# Exercise brief:
Repeat all entries below exactly as shown.

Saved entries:

★ ★ ★ ★ ★ ★ ★

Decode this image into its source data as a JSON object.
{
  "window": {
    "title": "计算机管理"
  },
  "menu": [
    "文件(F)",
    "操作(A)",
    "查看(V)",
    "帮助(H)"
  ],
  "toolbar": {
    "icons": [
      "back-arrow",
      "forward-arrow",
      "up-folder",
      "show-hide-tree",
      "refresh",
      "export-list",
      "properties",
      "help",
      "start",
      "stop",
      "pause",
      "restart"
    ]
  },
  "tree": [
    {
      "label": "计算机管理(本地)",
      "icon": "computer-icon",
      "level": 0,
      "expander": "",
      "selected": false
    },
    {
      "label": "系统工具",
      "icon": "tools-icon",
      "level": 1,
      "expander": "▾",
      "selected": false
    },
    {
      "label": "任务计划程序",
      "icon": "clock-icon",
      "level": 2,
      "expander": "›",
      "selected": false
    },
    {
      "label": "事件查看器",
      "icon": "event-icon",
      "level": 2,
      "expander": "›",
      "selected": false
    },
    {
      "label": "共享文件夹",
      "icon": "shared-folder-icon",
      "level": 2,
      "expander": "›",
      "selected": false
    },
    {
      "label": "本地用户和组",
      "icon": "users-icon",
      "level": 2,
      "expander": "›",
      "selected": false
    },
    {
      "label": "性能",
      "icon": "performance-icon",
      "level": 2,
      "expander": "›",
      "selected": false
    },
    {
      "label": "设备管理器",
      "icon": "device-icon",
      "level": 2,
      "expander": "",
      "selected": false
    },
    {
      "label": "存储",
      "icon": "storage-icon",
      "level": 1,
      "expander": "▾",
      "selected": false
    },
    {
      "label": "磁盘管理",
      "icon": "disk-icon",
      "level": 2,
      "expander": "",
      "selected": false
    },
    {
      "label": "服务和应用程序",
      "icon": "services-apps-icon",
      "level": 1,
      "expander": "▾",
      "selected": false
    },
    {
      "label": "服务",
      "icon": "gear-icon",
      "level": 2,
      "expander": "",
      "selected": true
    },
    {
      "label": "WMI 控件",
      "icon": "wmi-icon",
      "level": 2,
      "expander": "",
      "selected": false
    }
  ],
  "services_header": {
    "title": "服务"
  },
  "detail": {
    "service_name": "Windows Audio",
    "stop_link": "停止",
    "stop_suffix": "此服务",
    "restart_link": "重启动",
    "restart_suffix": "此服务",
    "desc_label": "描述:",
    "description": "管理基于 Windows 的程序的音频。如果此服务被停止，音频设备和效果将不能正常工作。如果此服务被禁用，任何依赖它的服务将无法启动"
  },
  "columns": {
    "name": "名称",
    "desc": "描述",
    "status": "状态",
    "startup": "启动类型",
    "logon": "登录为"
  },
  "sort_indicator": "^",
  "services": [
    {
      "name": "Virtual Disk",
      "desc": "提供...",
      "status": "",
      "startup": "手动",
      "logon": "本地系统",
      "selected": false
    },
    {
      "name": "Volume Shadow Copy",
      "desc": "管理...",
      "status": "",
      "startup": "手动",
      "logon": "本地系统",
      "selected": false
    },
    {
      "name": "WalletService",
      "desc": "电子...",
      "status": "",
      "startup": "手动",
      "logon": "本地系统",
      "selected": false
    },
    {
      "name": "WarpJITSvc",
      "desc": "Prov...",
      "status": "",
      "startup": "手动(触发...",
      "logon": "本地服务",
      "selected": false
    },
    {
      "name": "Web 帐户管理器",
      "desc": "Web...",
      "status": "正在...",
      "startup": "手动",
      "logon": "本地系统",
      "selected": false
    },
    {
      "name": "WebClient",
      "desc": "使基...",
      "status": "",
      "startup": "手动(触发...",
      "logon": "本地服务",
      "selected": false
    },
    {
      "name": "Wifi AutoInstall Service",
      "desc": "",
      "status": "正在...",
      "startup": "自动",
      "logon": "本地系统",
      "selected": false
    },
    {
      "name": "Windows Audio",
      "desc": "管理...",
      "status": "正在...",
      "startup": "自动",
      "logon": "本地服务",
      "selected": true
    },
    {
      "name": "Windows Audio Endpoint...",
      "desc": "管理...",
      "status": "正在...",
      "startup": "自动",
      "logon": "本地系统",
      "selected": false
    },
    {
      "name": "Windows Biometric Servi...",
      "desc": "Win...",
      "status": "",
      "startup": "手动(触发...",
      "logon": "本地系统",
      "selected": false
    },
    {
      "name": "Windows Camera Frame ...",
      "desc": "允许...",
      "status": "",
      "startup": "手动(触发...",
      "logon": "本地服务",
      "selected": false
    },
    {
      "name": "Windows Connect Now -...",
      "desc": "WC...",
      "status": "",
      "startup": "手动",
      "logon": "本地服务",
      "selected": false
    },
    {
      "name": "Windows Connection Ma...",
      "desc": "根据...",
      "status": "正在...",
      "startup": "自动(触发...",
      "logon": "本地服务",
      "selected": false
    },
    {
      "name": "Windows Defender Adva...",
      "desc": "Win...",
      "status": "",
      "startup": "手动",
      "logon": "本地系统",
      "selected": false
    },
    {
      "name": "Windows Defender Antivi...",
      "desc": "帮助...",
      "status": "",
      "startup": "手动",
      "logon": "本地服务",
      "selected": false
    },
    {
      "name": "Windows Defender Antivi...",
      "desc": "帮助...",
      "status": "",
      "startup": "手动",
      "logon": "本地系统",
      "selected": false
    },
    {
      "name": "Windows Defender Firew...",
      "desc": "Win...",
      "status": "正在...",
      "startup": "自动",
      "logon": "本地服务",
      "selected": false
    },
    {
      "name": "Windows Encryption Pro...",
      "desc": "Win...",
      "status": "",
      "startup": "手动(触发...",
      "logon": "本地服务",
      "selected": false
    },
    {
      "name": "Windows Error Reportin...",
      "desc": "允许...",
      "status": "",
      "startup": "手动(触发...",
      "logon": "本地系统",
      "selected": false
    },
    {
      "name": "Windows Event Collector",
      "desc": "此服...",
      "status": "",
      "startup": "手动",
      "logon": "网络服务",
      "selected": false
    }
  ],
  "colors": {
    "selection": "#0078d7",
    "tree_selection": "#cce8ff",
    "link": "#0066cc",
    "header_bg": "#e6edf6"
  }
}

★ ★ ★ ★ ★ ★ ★

# Output for this task:
Decode this image into its source data as a JSON object.
{
  "window": {
    "title": "计算机管理"
  },
  "menu": [
    "文件(F)",
    "操作(A)",
    "查看(V)",
    "帮助(H)"
  ],
  "toolbar": {
    "icons": [
      "back-arrow",
      "forward-arrow",
      "up-folder",
      "show-hide-tree",
      "refresh",
      "export-list",
      "properties",
      "help",
      "start",
      "stop",
      "pause",
      "restart"
    ]
  },
  "tree": [
    {
      "label": "计算机管理(本地)",
      "icon": "computer-icon",
      "level": 0,
      "expander": "",
      "selected": false
    },
    {
      "label": "系统工具",
      "icon": "tools-icon",
      "level": 1,
      "expander": "▾",
      "selected": false
    },
    {
      "label": "任务计划程序",
      "icon": "clock-icon",
      "level": 2,
      "expander": "›",
      "selected": false
    },
    {
      "label": "事件查看器",
      "icon": "event-icon",
      "level": 2,
      "expander": "›",
      "selected": false
    },
    {
      "label": "共享文件夹",
      "icon": "shared-folder-icon",
      "level": 2,
      "expander": "›",
      "selected": false
    },
    {
      "label": "本地用户和组",
      "icon": "users-icon",
      "level": 2,
      "expander": "›",
      "selected": false
    },
    {
      "label": "性能",
      "icon": "performance-icon",
      "level": 2,
      "expander": "›",
      "selected": false
    },
    {
      "label": "设备管理器",
      "icon": "device-icon",
      "level": 2,
      "expander": "",
      "selected": false
    },
    {
      "label": "存储",
      "icon": "storage-icon",
      "level": 1,
      "expander": "▾",
      "selected": false
    },
    {
      "label": "磁盘管理",
      "icon": "disk-icon",
      "level": 2,
      "expander": "",
      "selected": false
    },
    {
      "label": "服务和应用程序",
      "icon": "services-apps-icon",
      "level": 1,
      "expander": "▾",
      "selected": false
    },
    {
      "label": "服务",
      "icon": "gear-icon",
      "level": 2,
      "expander": "",
      "selected": true
    },
    {
      "label": "WMI 控件",
      "icon": "wmi-icon",
      "level": 2,
      "expander": "",
      "selected": false
    }
  ],
  "services_header": {
    "title": "服务"
  },
  "detail": {
    "service_name": "Windows Audio",
    "stop_link": "停止",
    "stop_suffix": "此服务",
    "restart_link": "重启动",
    "restart_suffix": "此服务",
    "desc_label": "描述:",
    "description": "管理基于 Windows 的程序的音频。如果此服务被停止，音频设备和效果将不能正常工作。如果此服务被禁用，任何依赖它的服务将无法启动"
  },
  "columns": {
    "name": "名称",
    "desc": "描述",
    "status": "状态",
    "startup": "启动类型",
    "logon": "登录为"
  },
  "sort_indicator": "^",
  "services": [
    {
      "name": "Virtual Disk",
      "desc": "提供...",
      "status": "",
      "startup": "手动",
      "logon": "本地系统",
      "selected": false
    },
    {
      "name": "Volume Shadow Copy",
      "desc": "管理...",
      "status": "",
      "startup": "手动",
      "logon": "本地系统",
      "selected": false
    },
    {
      "name": "WalletService",
      "desc": "电子...",
      "status": "",
      "startup": "手动",
      "logon": "本地系统",
      "selected": false
    },
    {
      "name": "WarpJITSvc",
      "desc": "Prov...",
      "status": "",
      "startup": "手动(触发...",
      "logon": "本地服务",
      "selected": false
    },
    {
      "name": "Web 帐户管理器",
      "desc": "Web...",
      "status": "正在...",
      "startup": "手动",
      "logon": "本地系统",
      "selected": false
    },
    {
      "name": "WebClient",
      "desc": "使基...",
      "status": "",
      "startup": "手动(触发...",
      "logon": "本地服务",
      "selected": false
    },
    {
      "name": "Wifi AutoInstall Service",
      "desc": "",
      "status": "正在...",
      "startup": "自动",
      "logon": "本地系统",
      "selected": false
    },
    {
      "name": "Windows Audio",
      "desc": "管理...",
      "status": "正在...",
      "startup": "自动",
      "logon": "本地服务",
      "selected": true
    },
    {
      "name": "Windows Audio Endpoint...",
      "desc": "管理...",
      "status": "正在...",
      "startup": "自动",
      "logon": "本地系统",
      "selected": false
    },
    {
      "name": "Windows Biometric Servi...",
      "desc": "Win...",
      "status": "",
      "startup": "手动(触发...",
      "logon": "本地系统",
      "selected": false
    },
    {
      "name": "Windows Camera Frame ...",
      "desc": "允许...",
      "status": "",
      "startup": "手动(触发...",
      "logon": "本地服务",
      "selected": false
    },
    {
      "name": "Windows Connect Now -...",
      "desc": "WC...",
      "status": "",
      "startup": "手动",
      "logon": "本地服务",
      "selected": false
    },
    {
      "name": "Windows Connection Ma...",
      "desc": "根据...",
      "status": "正在...",
      "startup": "自动(触发...",
      "logon": "本地服务",
      "selected": false
    },
    {
      "name": "Windows Defender Adva...",
      "desc": "Win...",
      "status": "",
      "startup": "手动",
      "logon": "本地系统",
      "selected": false
    },
    {
      "name": "Windows Defender Antivi...",
      "desc": "帮助...",
      "status": "",
      "startup": "手动",
      "logon": "本地服务",
      "selected": false
    },
    {
      "name": "Windows Defender Antivi...",
      "desc": "帮助...",
      "status": "",
      "startup": "手动",
      "logon": "本地系统",
      "selected": false
    },
    {
      "name": "Windows Defender Firew...",
      "desc": "Win...",
      "status": "正在...",
      "startup": "自动",
      "logon": "本地服务",
      "selected": false
    },
    {
      "name": "Windows Encryption Pro...",
      "desc": "Win...",
      "status": "",
      "startup": "手动(触发...",
      "logon": "本地服务",
      "selected": false
    },
    {
      "name": "Windows Error Reportin...",
      "desc": "允许...",
      "status": "",
      "startup": "手动(触发...",
      "logon": "本地系统",
      "selected": false
    },
    {
      "name": "Windows Event Collector",
      "desc": "此服...",
      "status": "",
      "startup": "手动",
      "logon": "网络服务",
      "selected": false
    }
  ],
  "colors": {
    "selection": "#0078d7",
    "tree_selection": "#cce8ff",
    "link": "#0066cc",
    "header_bg": "#e6edf6"
  }
}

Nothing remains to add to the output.